When you find short, simple phrases that encapsulate big ideas, you can quickly inspire your team to work harder and with more intensity than they’ve ever had before.

2. Know what motivates them and lean into it.

Since you lead a team at work, there is a good chance; not everyone is motivated by the same things. For some, all it takes is the almighty dollar, and for others, it could be public praise and recognition.

The best leaders know why their people get out of bed in the morning and continuously look to leverage those personal motivations to reach higher levels of performance.

If you are going to motivate your entire team daily, it’s critical you have a clear goal. But not just any goal; one that has a clear objective + completion date + carrot. The most important part here is the carrot because the carrot is something your teammates will benefit from once the goal is achieved.

3. Allow for on-the-job exercising.

Sometimes, your employees just need to have fun. Giving your team a way to blow off their stress can help them feel re-energized and better equipped for the challenges coming their way. Exercise is a phenomenal way to do this.

For example, I received an unusual tip from Cody Neer, founder of eCommerce Brand Academy, during a recent conversation about his team of 50 employees.

His company relies extensively on remote teams, but this can limit communication. To address this, he does a live Zoom video exercise challenge with his team after lunch. Together, they’ll do ab planks (or something similar) to get blood flowing and have a laugh. This keeps everyone engaged and connected while eliminating the productivity lull that often occurs after lunch.

While strange, studies have proven this might not be a bad idea– as the Wellness Council of America notes, excess stress increases absenteeism and turnover, while also hurting workers’ productivity and overall health.

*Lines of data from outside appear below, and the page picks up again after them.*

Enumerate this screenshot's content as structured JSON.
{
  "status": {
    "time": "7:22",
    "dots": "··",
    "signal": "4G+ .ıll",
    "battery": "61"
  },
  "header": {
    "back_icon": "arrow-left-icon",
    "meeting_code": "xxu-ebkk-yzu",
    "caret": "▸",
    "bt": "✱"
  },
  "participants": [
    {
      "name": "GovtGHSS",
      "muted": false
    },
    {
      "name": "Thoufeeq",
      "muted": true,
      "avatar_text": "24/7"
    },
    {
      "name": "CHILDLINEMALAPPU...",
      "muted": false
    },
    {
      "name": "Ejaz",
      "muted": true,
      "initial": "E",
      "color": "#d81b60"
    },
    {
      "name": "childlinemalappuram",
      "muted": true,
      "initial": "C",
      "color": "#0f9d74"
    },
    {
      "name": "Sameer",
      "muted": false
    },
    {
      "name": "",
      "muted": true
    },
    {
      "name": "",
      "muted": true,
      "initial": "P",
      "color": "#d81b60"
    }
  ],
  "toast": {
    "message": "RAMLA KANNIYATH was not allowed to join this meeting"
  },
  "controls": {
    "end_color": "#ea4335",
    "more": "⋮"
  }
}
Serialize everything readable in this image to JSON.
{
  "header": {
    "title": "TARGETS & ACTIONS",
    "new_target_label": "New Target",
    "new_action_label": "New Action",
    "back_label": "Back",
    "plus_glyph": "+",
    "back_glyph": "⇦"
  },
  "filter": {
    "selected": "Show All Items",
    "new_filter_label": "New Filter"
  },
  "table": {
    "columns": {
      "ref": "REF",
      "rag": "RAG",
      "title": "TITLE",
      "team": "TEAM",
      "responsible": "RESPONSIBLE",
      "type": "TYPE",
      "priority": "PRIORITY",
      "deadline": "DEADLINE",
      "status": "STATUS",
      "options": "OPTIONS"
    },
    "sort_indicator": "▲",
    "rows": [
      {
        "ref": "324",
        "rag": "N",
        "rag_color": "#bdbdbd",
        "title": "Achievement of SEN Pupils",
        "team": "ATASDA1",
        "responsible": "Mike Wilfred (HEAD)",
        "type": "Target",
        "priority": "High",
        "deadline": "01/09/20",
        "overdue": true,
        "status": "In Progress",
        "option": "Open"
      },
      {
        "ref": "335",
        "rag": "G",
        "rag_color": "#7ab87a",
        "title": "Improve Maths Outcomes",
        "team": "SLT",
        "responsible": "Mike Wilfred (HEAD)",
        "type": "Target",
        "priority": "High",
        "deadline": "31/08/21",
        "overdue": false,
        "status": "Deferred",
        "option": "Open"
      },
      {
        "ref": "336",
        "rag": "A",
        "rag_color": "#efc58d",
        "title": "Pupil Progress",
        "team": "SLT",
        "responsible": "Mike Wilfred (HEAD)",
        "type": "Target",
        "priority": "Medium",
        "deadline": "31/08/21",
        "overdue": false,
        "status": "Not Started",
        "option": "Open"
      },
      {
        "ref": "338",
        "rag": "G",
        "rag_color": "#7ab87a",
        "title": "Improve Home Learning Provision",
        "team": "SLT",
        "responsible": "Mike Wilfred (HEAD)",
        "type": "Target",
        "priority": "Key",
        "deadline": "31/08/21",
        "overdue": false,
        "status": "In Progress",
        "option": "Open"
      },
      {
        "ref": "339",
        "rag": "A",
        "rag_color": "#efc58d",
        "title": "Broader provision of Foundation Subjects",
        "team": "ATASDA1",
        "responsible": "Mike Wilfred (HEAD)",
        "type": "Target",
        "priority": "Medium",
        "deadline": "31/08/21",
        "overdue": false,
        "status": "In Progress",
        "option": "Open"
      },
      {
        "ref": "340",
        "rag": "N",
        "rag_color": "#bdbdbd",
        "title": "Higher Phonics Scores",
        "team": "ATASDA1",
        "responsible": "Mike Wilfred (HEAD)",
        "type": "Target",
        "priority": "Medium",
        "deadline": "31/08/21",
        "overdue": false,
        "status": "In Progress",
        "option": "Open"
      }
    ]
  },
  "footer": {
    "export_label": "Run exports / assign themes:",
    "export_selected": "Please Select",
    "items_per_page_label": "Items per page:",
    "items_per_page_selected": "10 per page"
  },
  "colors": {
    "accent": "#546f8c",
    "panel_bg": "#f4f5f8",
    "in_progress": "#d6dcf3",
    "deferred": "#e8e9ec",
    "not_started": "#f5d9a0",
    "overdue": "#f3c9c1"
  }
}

Giving your team unique opportunities to relieve that stress will help mitigate these common issues while also getting those activity trackers on their Apple watches moving a positive direction. 

Energizing and motivating your team isn’t something that consistently happens in strategy meetings or one on one performance evaluations. It happens in the small things you do each week to help foster a positive, forward-thinking culture. By taking a little time out of your schedule to use these unique motivational tactics, you can give your team the drive they need to succeed.

What’s Your Leadership Style? Join over 40k leaders and discover how well you are leveraging love and discipline as a leader and find out your current leadership style for free.

Preorder the Book: Building the Best: 8 Proven Leadership Principles to Elevate Others to Success is being published by McGraw-Hill and is due out on November 15th. Preorder today and receive over $200 in gifts including the first two chapters immediately, Acts of Accountability Online Course, and a live webinar taught by John.

About the Author John Eades is the CEO of LearnLoft, a leadership development company which exists to turn managers into leaders and create healthier places to work. John was named one of LinkedIn’s 2017 Top Voices in Management & Workplace and was awarded the 2017 Readership Award by Training Industry.com. John is also the host of the “Follow My Lead” Podcast, a show that transfers stories and best practices from today’s leaders to the leaders of tomorrow. You follow him on instagram @johngeades.

How Great Leaders Motivate Others [Video]

Motivating others isn’t easy.  Particularly because most people will only stretch themselves to the point in which they are uncomfortable.   It’s a leaders job to determine what motivates members of their team and align to those needs in order to motivate them.  Learn how you can be a better motivator from our short Microlearning video.

Getting Leadership Ready. LearnLoft’s out of the box training approach to helping organizations develop their young professionals to be better and more proactive leaders. Find out more here.